  • 8CCMAR, Centro de Ciências do Mar, Universidade do Algarve, Campus de Gambelas, 8005-139 Faro, Portugal
  • 9University of Queensland, Brisbane, Queensland 4072, Australia
  • 10National Institute of Water and Atmospheric Research, Wellington 6021, New Zealand

The global ocean acts as a climate regulator through the uptake of Earth’s excess heat and the absorption of about 30% of anthropogenic CO2 emissions since 1750.  Southern Ocean waters are warming faster than the global ocean average and their low temperatures and moderate alkalinity make this region especially vulnerable to ocean acidification. Coccolithophores are a major group of calcifying phytoplankton and an important component of the Southern Ocean carbon cycle. Controlled laboratory experiments on Emiliania huxleyi (the most abundant coccolithophore) over a broad range of carbonate chemistry scenarios suggest that this taxon may be susceptible to ongoing environmental change. However, it remains uncertain whether Southern Ocean coccolithophore populations have been modified by environmental change during the industrial era. The main reason for this knowledge gap is the lack of observational data since the onset of the Industrial Revolution. In particular, continuous monitoring of key Southern Ocean ecosystems only started a few decades ago, a period insufficiently long to permit assessments of whether anthropogenic impacts on the environment have affected coccolithophore populations beyond their natural state. In order to overcome this limitation, here we take advantage of the preservation capacity of coccolithophores in the sedimentary record to provide a benchmark of their pre-industrial state. We compare the morphotype assemblage composition and morphometric parameters in coccoliths of E. huxleyi from a suite of Holocene-aged sediments south of Tasmania with annual sediment trap records retrieved at the Southern Ocean Time Series observatory in the Australian sector of the Subantarctic Zone. Our results suggest that carbonate dissolution in the sediments reduced the coccolith mass and length of the coccoliths but, coccolith thickness appeared to be decoupled from dissolution. The biogeographical distribution of coccolith thickness in subtropical and subantarctic sediments mirrored the distribution of E. huxleyi morphotypes, highlighting the important role of E. huxleyi assemblage composition on the control of coccolith morphometrics. Moreover, comparison of coccolith assemblages from the sedimentary record with those collected from subantarctic sediment traps indicates that modern E. huxleyi coccoliths are about 2% thinner than those from the pre-industrial Holocene. The subtle change in coccolith thickness is in stark contrast with previous work that documented a dramatic reduction in shell calcification in the planktonic foraminifera Globigerina bulloides that resulted in a shell-weight decrease of 30-35%, most likely induced by ocean acidification. Overall, our results underscore the variable sensitivity of different marine calcifying plankton groups to ongoing environmental change in the Southern Ocean.

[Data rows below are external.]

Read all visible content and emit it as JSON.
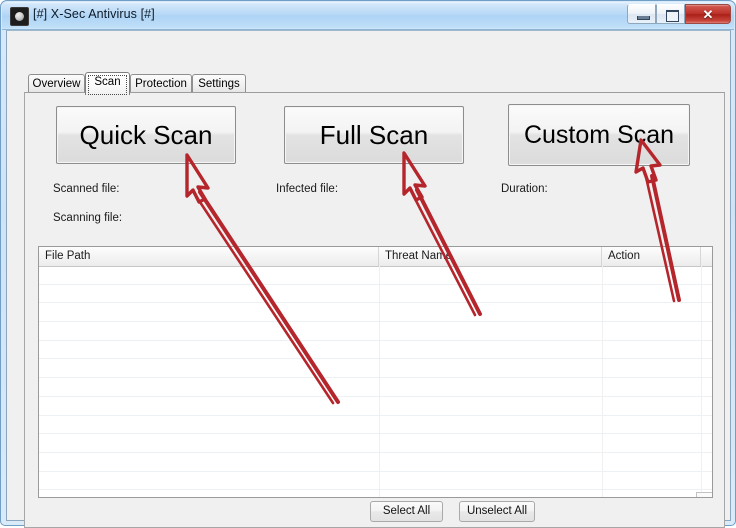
{
  "window": {
    "title": "[#] X-Sec Antivirus [#]",
    "icon": "app-shield-icon",
    "controls": {
      "minimize": "minimize-icon",
      "maximize": "maximize-icon",
      "close_label": "✕"
    }
  },
  "tabs": [
    {
      "label": "Overview",
      "active": false
    },
    {
      "label": "Scan",
      "active": true
    },
    {
      "label": "Protection",
      "active": false
    },
    {
      "label": "Settings",
      "active": false
    }
  ],
  "scan_buttons": {
    "quick": "Quick Scan",
    "full": "Full Scan",
    "custom": "Custom Scan"
  },
  "status": {
    "scanned_file": "Scanned file:",
    "scanning_file": "Scanning file:",
    "infected_file": "Infected file:",
    "duration": "Duration:",
    "scanned_value": "",
    "scanning_value": "",
    "infected_value": "",
    "duration_value": ""
  },
  "results_table": {
    "columns": [
      "File Path",
      "Threat Name",
      "Action",
      ""
    ],
    "rows": [],
    "empty_row_count": 12
  },
  "footer": {
    "select_all": "Select All",
    "unselect_all": "Unselect All"
  },
  "annotations": {
    "count": 3,
    "color": "#b5262c",
    "items": [
      {
        "name": "arrow-to-quick-scan",
        "points_at": "Quick Scan"
      },
      {
        "name": "arrow-to-full-scan",
        "points_at": "Full Scan"
      },
      {
        "name": "arrow-to-custom-scan",
        "points_at": "Custom Scan"
      }
    ]
  },
  "colors": {
    "titlebar": "#b6d8f6",
    "frame": "#f0f0f0",
    "close_button": "#bb2f27",
    "annotation_red": "#b5262c"
  }
}
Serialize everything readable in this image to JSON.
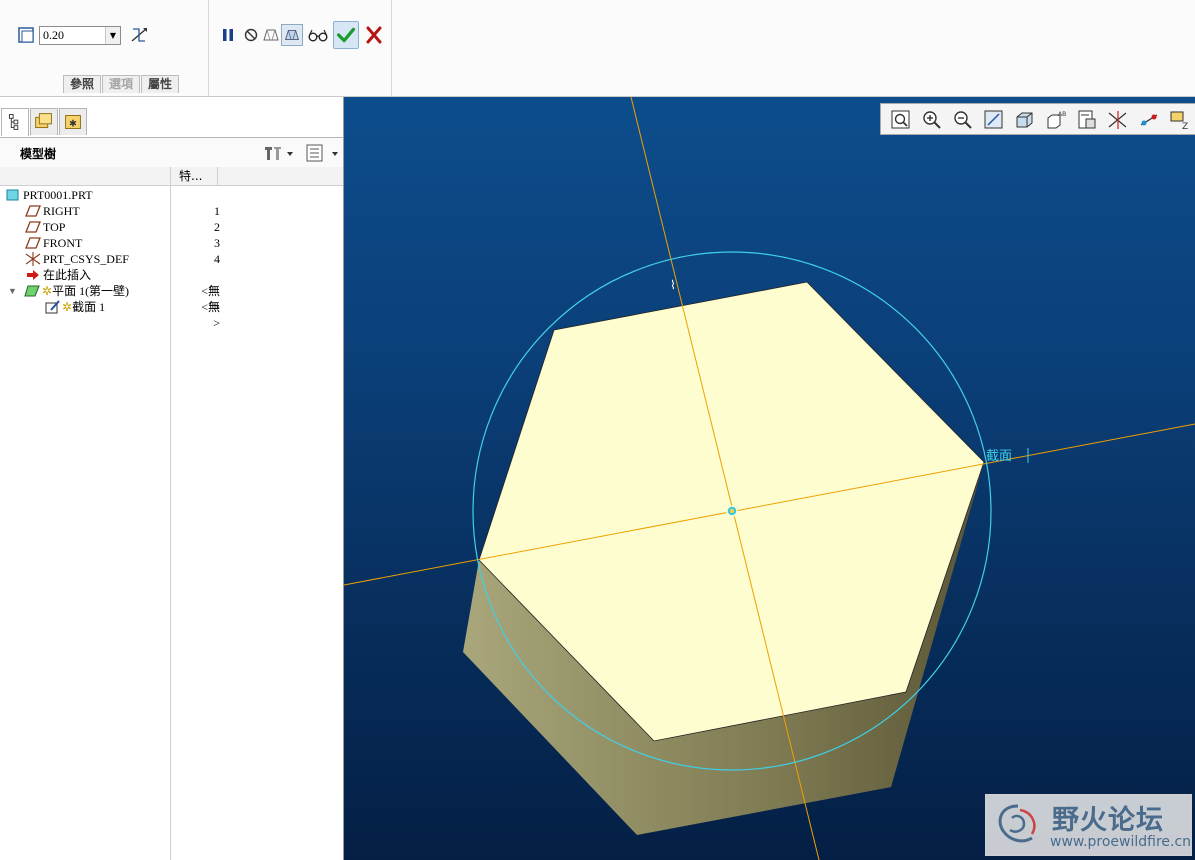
{
  "dashboard": {
    "thickness_value": "0.20",
    "tabs": [
      {
        "label": "參照",
        "enabled": true
      },
      {
        "label": "選項",
        "enabled": false
      },
      {
        "label": "屬性",
        "enabled": true
      }
    ]
  },
  "model_tree": {
    "title": "模型樹",
    "columns": {
      "name": "",
      "feature": "特..."
    },
    "rows": [
      {
        "label": "PRT0001.PRT",
        "num": ""
      },
      {
        "label": "RIGHT",
        "num": "1"
      },
      {
        "label": "TOP",
        "num": "2"
      },
      {
        "label": "FRONT",
        "num": "3"
      },
      {
        "label": "PRT_CSYS_DEF",
        "num": "4"
      },
      {
        "label": "在此插入",
        "num": ""
      },
      {
        "label": "平面 1(第一壁)",
        "num": "<無>"
      },
      {
        "label": "截面 1",
        "num": "<無>"
      }
    ]
  },
  "graphics": {
    "section_label": "截面"
  },
  "watermark": {
    "title": "野火论坛",
    "url": "www.proewildfire.cn"
  },
  "colors": {
    "accent_green": "#1c9b2e",
    "cancel_red": "#b81414",
    "datum_orange": "#f0a000",
    "sketch_cyan": "#40d0e8",
    "face_top": "#fdfdcf",
    "face_side": "#8e8a5e"
  }
}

How to cite: Rigual-Hernandez, A. S., Sierro, F. J., Flores, J. A., Sánchez-Santos, J. M., Eriksen, R. S., Moy, A. D., Abrantes, F., Bostock, H., Nodder, S. D., González-Lanchas, A., and Trull, T. W.: Has (anthropogenic) climate change driven subantarctic Emiliania huxleyi populations beyond their natural state?, EGU General Assembly 2021, online, 19–30 Apr 2021, EGU21-9748,, 2021.

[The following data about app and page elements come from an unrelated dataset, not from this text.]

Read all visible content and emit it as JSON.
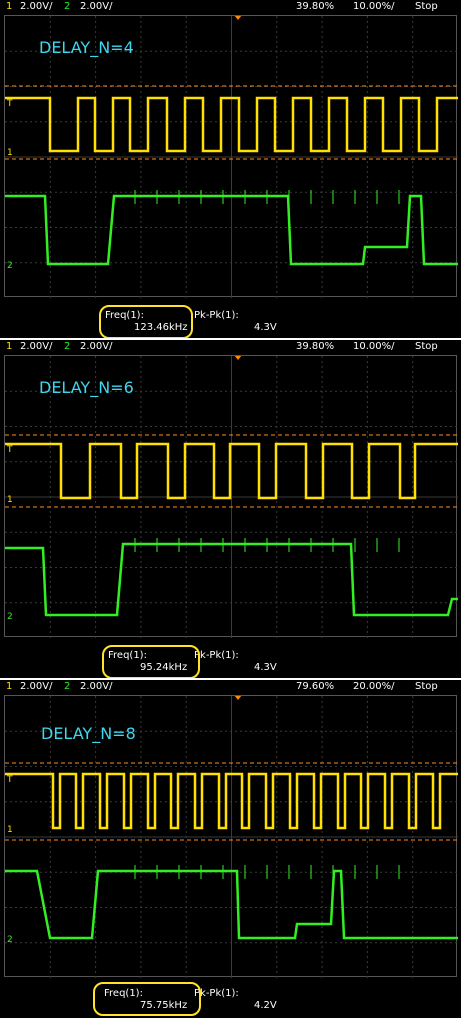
{
  "panels": [
    {
      "header": {
        "ch1_num": "1",
        "ch1_scale": "2.00V/",
        "ch2_num": "2",
        "ch2_scale": "2.00V/",
        "trigger_pos": "39.80%",
        "timebase": "10.00%/",
        "run_state": "Stop"
      },
      "delay_label": "DELAY_N=4",
      "markers": {
        "t": "T",
        "ch1": "1",
        "ch2": "2"
      },
      "measurements": {
        "freq_label": "Freq(1):",
        "freq_value": "123.46kHz",
        "pkpk_label": "Pk-Pk(1):",
        "pkpk_value": "4.3V"
      }
    },
    {
      "header": {
        "ch1_num": "1",
        "ch1_scale": "2.00V/",
        "ch2_num": "2",
        "ch2_scale": "2.00V/",
        "trigger_pos": "39.80%",
        "timebase": "10.00%/",
        "run_state": "Stop"
      },
      "delay_label": "DELAY_N=6",
      "markers": {
        "t": "T",
        "ch1": "1",
        "ch2": "2"
      },
      "measurements": {
        "freq_label": "Freq(1):",
        "freq_value": "95.24kHz",
        "pkpk_label": "Pk-Pk(1):",
        "pkpk_value": "4.3V"
      }
    },
    {
      "header": {
        "ch1_num": "1",
        "ch1_scale": "2.00V/",
        "ch2_num": "2",
        "ch2_scale": "2.00V/",
        "trigger_pos": "79.60%",
        "timebase": "20.00%/",
        "run_state": "Stop"
      },
      "delay_label": "DELAY_N=8",
      "markers": {
        "t": "T",
        "ch1": "1",
        "ch2": "2"
      },
      "measurements": {
        "freq_label": "Freq(1):",
        "freq_value": "75.75kHz",
        "pkpk_label": "Pk-Pk(1):",
        "pkpk_value": "4.2V"
      }
    }
  ],
  "colors": {
    "ch1": "#ffe000",
    "ch2": "#33ee22",
    "trigger_line": "#ff8c1a",
    "grid": "#3a3a3a",
    "delay_text": "#3fd6ee",
    "highlight": "#ffe22a"
  }
}
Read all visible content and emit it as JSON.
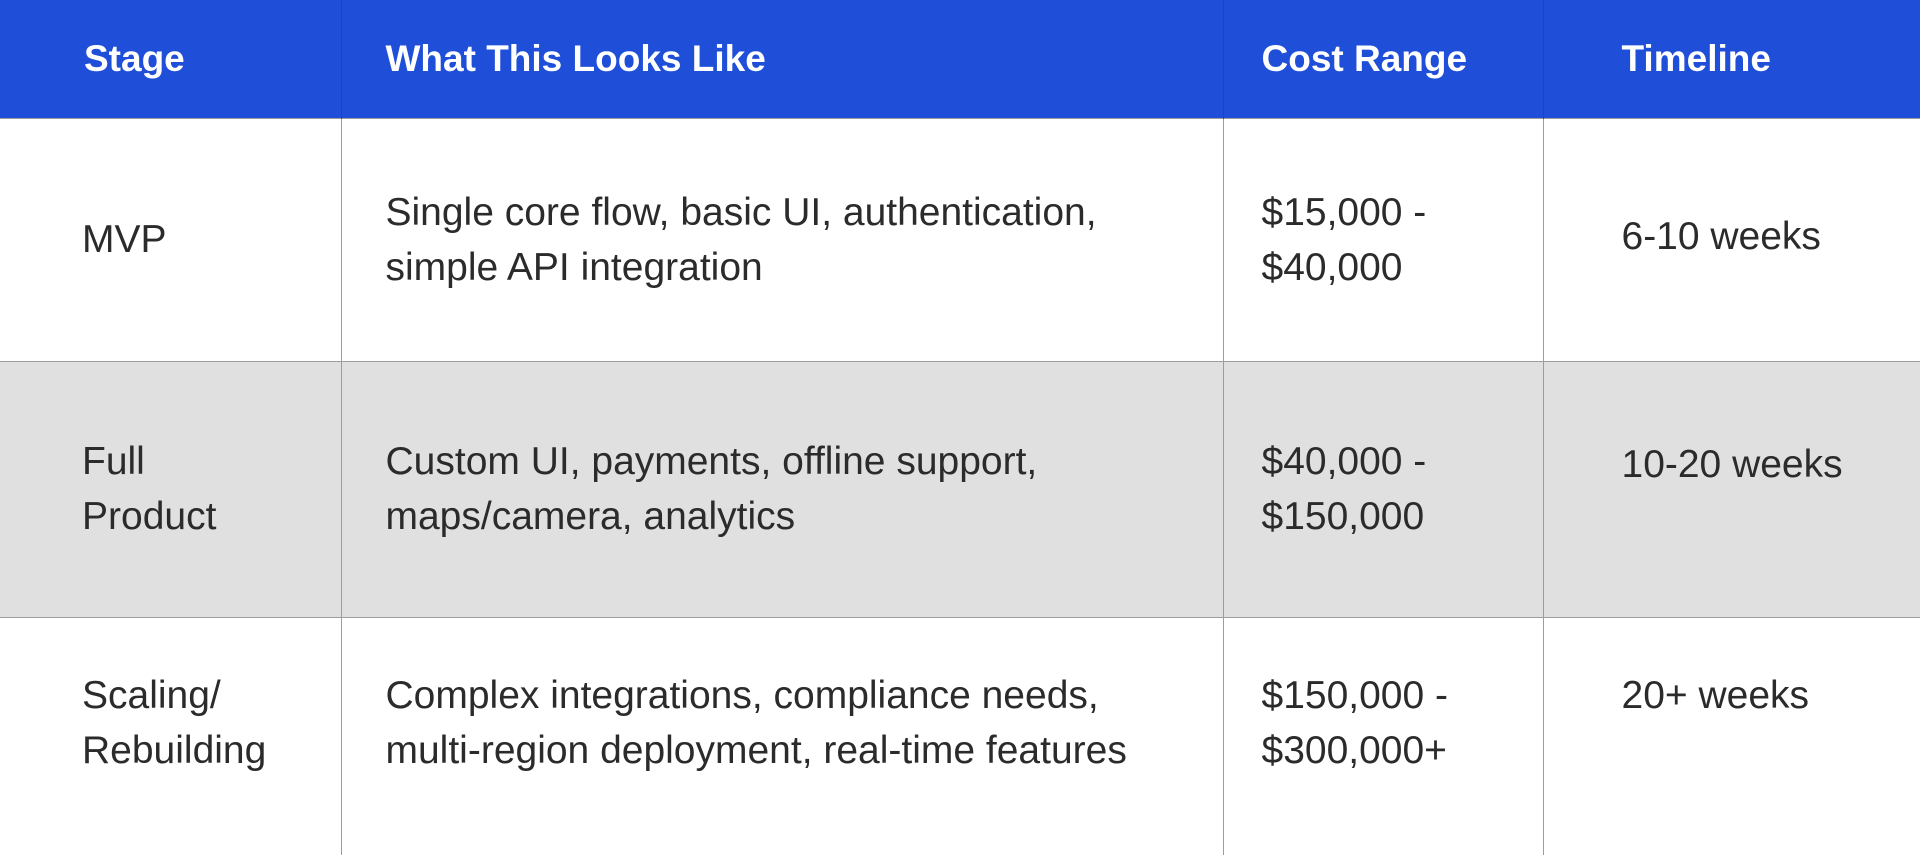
{
  "table": {
    "headers": [
      "Stage",
      "What This Looks Like",
      "Cost Range",
      "Timeline"
    ],
    "rows": [
      {
        "stage": "MVP",
        "description": "Single core flow, basic UI, authentication,\nsimple API integration",
        "cost": "$15,000 -\n$40,000",
        "timeline": "6-10 weeks"
      },
      {
        "stage": "Full\nProduct",
        "description": "Custom UI, payments, offline support,\nmaps/camera, analytics",
        "cost": "$40,000 -\n$150,000",
        "timeline": "10-20 weeks"
      },
      {
        "stage": "Scaling/\nRebuilding",
        "description": "Complex integrations, compliance needs,\nmulti-region deployment, real-time features",
        "cost": "$150,000 -\n $300,000+",
        "timeline": "20+ weeks"
      }
    ]
  },
  "colors": {
    "header_background": "#1f4fd8",
    "header_text": "#ffffff",
    "body_text": "#2b2b2b",
    "striped_row": "#e0e0e0",
    "grid_line": "#9d9d9d"
  }
}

Corresponding displays formerly uploaded have been withdrawn.